(Records from a dataset)
+-------+

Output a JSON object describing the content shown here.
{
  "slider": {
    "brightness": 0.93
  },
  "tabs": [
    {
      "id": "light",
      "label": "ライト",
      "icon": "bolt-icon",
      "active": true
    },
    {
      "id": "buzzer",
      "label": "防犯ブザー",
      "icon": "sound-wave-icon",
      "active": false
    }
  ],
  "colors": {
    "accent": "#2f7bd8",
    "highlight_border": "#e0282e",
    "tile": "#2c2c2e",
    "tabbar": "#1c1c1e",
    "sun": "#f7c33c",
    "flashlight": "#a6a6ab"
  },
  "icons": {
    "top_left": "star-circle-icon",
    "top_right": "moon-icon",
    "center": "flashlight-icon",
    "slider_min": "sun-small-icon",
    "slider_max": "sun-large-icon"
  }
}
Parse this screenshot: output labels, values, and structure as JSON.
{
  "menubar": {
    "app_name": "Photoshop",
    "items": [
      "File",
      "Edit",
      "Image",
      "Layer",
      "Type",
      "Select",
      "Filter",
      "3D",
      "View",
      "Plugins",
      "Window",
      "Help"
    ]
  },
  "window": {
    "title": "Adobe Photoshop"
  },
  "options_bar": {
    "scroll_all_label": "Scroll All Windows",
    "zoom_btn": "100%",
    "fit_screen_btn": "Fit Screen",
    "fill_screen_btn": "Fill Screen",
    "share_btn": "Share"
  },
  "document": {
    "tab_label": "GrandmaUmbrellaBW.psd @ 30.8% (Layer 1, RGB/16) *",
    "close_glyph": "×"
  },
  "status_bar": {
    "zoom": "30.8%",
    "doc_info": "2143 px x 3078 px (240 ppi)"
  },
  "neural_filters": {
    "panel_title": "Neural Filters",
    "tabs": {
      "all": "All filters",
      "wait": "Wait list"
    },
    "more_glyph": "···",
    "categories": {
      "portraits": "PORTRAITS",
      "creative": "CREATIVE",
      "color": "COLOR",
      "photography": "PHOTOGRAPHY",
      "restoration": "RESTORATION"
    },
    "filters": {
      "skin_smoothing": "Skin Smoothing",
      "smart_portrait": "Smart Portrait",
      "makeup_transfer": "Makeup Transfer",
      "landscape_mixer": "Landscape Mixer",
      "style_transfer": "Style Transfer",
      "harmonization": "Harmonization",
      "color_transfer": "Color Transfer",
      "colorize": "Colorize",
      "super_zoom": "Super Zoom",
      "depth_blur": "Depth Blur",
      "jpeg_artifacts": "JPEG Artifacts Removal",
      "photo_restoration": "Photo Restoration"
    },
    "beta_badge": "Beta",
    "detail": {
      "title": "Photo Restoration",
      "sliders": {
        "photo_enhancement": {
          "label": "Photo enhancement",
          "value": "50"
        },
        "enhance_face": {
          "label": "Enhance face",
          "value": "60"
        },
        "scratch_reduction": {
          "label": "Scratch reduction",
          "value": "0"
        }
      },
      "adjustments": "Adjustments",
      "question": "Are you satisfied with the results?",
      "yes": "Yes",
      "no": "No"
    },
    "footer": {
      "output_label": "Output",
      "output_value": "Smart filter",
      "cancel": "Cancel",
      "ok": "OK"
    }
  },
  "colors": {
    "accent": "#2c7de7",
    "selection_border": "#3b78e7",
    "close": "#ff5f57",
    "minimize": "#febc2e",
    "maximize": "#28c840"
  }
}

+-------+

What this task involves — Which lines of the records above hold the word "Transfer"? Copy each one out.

Exercise output —
      "makeup_transfer": "Makeup Transfer",
      "style_transfer": "Style Transfer",
      "color_transfer": "Color Transfer",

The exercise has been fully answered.